+		((time->tv_sec - (s32)time->tv_sec) >> 32) & EXT4_EPOCH_MASK : 0;
+	return cpu_to_le32(extra | (time->tv_nsec << EXT4_EPOCH_BITS));
 }
 
 static inline void ext4_decode_extra_time(struct timespec *time, __le32 extra)
 {
-       if (sizeof(time->tv_sec) > 4)
-	       time->tv_sec |= (__u64)(le32_to_cpu(extra) & EXT4_EPOCH_MASK)
-			       << 32;
-       time->tv_nsec = (le32_to_cpu(extra) & EXT4_NSEC_MASK) >> EXT4_EPOCH_BITS;

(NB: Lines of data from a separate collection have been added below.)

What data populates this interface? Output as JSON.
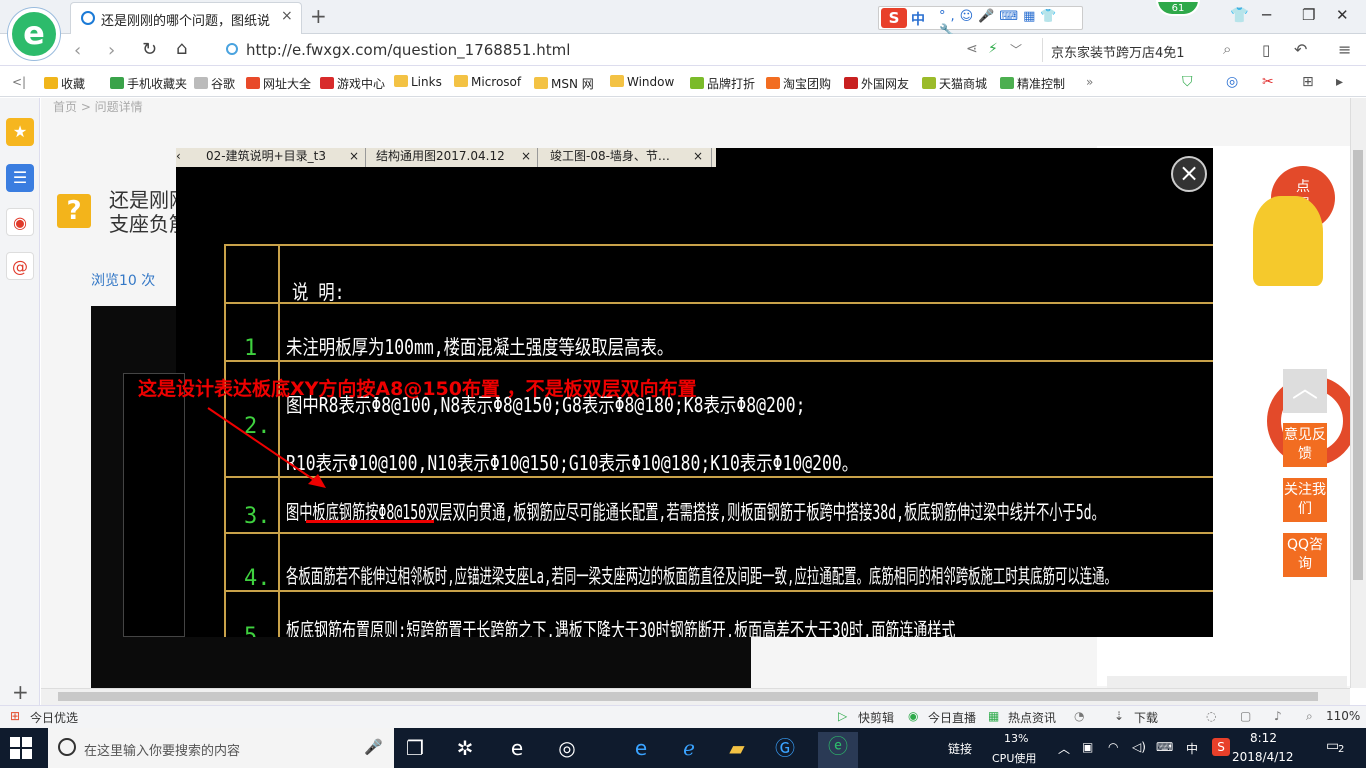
{
  "browser": {
    "tab_title": "还是刚刚的哪个问题，图纸说明制",
    "tab_close": "×",
    "new_tab": "+",
    "ime": {
      "logo": "S",
      "mode": "中"
    },
    "badge": "61",
    "url": "http://e.fwxgx.com/question_1768851.html",
    "search_text": "京东家装节跨万店4免1"
  },
  "bookmarks": [
    {
      "label": "收藏",
      "color": "#f0b51b"
    },
    {
      "label": "手机收藏夹",
      "color": "#3aa34a"
    },
    {
      "label": "谷歌",
      "color": "#bbbbbb"
    },
    {
      "label": "网址大全",
      "color": "#e84a2a"
    },
    {
      "label": "游戏中心",
      "color": "#d82b2b"
    },
    {
      "label": "Links",
      "color": "#f3c244"
    },
    {
      "label": "Microsof",
      "color": "#f3c244"
    },
    {
      "label": "MSN 网",
      "color": "#f3c244"
    },
    {
      "label": "Window",
      "color": "#f3c244"
    },
    {
      "label": "品牌打折",
      "color": "#7bbb2a"
    },
    {
      "label": "淘宝团购",
      "color": "#f26d21"
    },
    {
      "label": "外国网友",
      "color": "#c82020"
    },
    {
      "label": "天猫商城",
      "color": "#9bbb2a"
    },
    {
      "label": "精准控制",
      "color": "#4caf50"
    }
  ],
  "page": {
    "question_title_1": "还是刚刚",
    "question_title_2": "支座负筋",
    "views": "浏览10 次",
    "breadcrumb": "首页 > 问题详情"
  },
  "viewer": {
    "tabs": [
      "02-建筑说明+目录_t3",
      "结构通用图2017.04.12",
      "竣工图-08-墙身、节…"
    ],
    "tab_close": "×",
    "close": "×",
    "header": "说 明:",
    "rows": [
      {
        "num": "1",
        "lines": [
          "未注明板厚为100mm,楼面混凝土强度等级取层高表。"
        ]
      },
      {
        "num": "2.",
        "lines": [
          "图中R8表示Φ8@100,N8表示Φ8@150;G8表示Φ8@180;K8表示Φ8@200;",
          "R10表示Φ10@100,N10表示Φ10@150;G10表示Φ10@180;K10表示Φ10@200。"
        ]
      },
      {
        "num": "3.",
        "lines": [
          "图中板底钢筋按Φ8@150双层双向贯通,板钢筋应尽可能通长配置,若需搭接,则板面钢筋于板跨中搭接38d,板底钢筋伸过梁中线并不小于5d。"
        ]
      },
      {
        "num": "4.",
        "lines": [
          "各板面筋若不能伸过相邻板时,应锚进梁支座La,若同一梁支座两边的板面筋直径及间距一致,应拉通配置。底筋相同的相邻跨板施工时其底筋可以连通。"
        ]
      },
      {
        "num": "5.",
        "lines": [
          "板底钢筋布置原则:短跨筋置于长跨筋之下,遇板下降大于30时钢筋断开,板面高差不大于30时,面筋连通样式"
        ]
      }
    ],
    "annotation": "这是设计表达板底XY方向按A8@150布置 ，不是板双层双向布置"
  },
  "float_buttons": [
    "意见反馈",
    "关注我们",
    "QQ咨询"
  ],
  "statusbar": {
    "left": "今日优选",
    "items": [
      "快剪辑",
      "今日直播",
      "热点资讯",
      "下载"
    ],
    "zoom": "110%"
  },
  "taskbar": {
    "search_placeholder": "在这里输入你要搜索的内容",
    "link": "链接",
    "cpu_percent": "13%",
    "cpu_label": "CPU使用",
    "ime": "中",
    "time": "8:12",
    "date": "2018/4/12",
    "notifications": "2"
  }
}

+	if (unlikely(sizeof(time->tv_sec) > 4 &&
+			(extra & cpu_to_le32(EXT4_EPOCH_MASK)))) {
+#if LINUX_VERSION_CODE < KERNEL_VERSION(4,20,0)
+		/* Handle legacy encoding of pre-1970 dates with epoch
+		 * bits 1,1.  We assume that by kernel version 4.20,
+		 * everyone will have run fsck over the affected
+		 * filesystems to correct the problem.
+		 */
+		u64 extra_bits = le32_to_cpu(extra) & EXT4_EPOCH_MASK;
+		if (extra_bits == 3)
+			extra_bits = 0;
+		time->tv_sec += extra_bits << 32;
+#else
+		time->tv_sec += (u64)(le32_to_cpu(extra) & EXT4_EPOCH_MASK) << 32;
+#endif
+	}
+	time->tv_nsec = (le32_to_cpu(extra) & EXT4_NSEC_MASK) >> EXT4_EPOCH_BITS;
 }
 
 #define EXT4_INODE_SET_XTIME(xtime, inode, raw_inode)			       \